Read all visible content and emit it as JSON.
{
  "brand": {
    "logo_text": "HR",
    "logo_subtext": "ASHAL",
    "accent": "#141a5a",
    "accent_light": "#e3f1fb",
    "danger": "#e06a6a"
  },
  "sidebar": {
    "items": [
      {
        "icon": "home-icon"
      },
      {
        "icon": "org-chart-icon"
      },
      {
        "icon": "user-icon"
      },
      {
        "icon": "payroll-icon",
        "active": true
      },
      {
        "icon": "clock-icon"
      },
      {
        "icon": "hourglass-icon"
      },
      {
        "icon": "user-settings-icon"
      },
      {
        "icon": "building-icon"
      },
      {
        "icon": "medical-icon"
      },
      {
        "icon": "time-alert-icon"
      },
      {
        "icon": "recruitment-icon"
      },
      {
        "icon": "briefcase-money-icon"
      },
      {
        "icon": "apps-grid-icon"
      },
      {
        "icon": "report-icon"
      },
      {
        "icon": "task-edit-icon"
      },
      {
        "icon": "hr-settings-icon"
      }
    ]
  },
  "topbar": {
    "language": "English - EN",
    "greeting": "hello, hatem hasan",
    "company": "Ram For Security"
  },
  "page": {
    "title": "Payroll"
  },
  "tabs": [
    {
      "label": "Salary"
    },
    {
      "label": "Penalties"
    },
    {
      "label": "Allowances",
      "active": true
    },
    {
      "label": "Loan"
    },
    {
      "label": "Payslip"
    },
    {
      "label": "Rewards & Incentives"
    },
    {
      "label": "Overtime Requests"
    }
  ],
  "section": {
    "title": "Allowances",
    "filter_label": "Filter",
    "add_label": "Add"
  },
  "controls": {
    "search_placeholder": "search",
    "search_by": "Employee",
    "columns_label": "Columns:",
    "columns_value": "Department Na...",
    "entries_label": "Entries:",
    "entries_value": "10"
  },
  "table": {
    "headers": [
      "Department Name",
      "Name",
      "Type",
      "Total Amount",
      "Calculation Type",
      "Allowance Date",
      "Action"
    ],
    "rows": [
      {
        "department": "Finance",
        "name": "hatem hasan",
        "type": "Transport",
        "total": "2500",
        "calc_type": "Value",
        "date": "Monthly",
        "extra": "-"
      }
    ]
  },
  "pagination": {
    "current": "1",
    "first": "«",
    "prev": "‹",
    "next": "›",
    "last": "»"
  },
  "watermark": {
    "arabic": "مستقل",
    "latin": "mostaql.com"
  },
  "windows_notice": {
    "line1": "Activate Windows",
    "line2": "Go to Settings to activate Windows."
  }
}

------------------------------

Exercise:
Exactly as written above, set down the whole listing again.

Answer to this problem:
Read all visible content and emit it as JSON.
{
  "brand": {
    "logo_text": "HR",
    "logo_subtext": "ASHAL",
    "accent": "#141a5a",
    "accent_light": "#e3f1fb",
    "danger": "#e06a6a"
  },
  "sidebar": {
    "items": [
      {
        "icon": "home-icon"
      },
      {
        "icon": "org-chart-icon"
      },
      {
        "icon": "user-icon"
      },
      {
        "icon": "payroll-icon",
        "active": true
      },
      {
        "icon": "clock-icon"
      },
      {
        "icon": "hourglass-icon"
      },
      {
        "icon": "user-settings-icon"
      },
      {
        "icon": "building-icon"
      },
      {
        "icon": "medical-icon"
      },
      {
        "icon": "time-alert-icon"
      },
      {
        "icon": "recruitment-icon"
      },
      {
        "icon": "briefcase-money-icon"
      },
      {
        "icon": "apps-grid-icon"
      },
      {
        "icon": "report-icon"
      },
      {
        "icon": "task-edit-icon"
      },
      {
        "icon": "hr-settings-icon"
      }
    ]
  },
  "topbar": {
    "language": "English - EN",
    "greeting": "hello, hatem hasan",
    "company": "Ram For Security"
  },
  "page": {
    "title": "Payroll"
  },
  "tabs": [
    {
      "label": "Salary"
    },
    {
      "label": "Penalties"
    },
    {
      "label": "Allowances",
      "active": true
    },
    {
      "label": "Loan"
    },
    {
      "label": "Payslip"
    },
    {
      "label": "Rewards & Incentives"
    },
    {
      "label": "Overtime Requests"
    }
  ],
  "section": {
    "title": "Allowances",
    "filter_label": "Filter",
    "add_label": "Add"
  },
  "controls": {
    "search_placeholder": "search",
    "search_by": "Employee",
    "columns_label": "Columns:",
    "columns_value": "Department Na...",
    "entries_label": "Entries:",
    "entries_value": "10"
  },
  "table": {
    "headers": [
      "Department Name",
      "Name",
      "Type",
      "Total Amount",
      "Calculation Type",
      "Allowance Date",
      "Action"
    ],
    "rows": [
      {
        "department": "Finance",
        "name": "hatem hasan",
        "type": "Transport",
        "total": "2500",
        "calc_type": "Value",
        "date": "Monthly",
        "extra": "-"
      }
    ]
  },
  "pagination": {
    "current": "1",
    "first": "«",
    "prev": "‹",
    "next": "›",
    "last": "»"
  },
  "watermark": {
    "arabic": "مستقل",
    "latin": "mostaql.com"
  },
  "windows_notice": {
    "line1": "Activate Windows",
    "line2": "Go to Settings to activate Windows."
  }
}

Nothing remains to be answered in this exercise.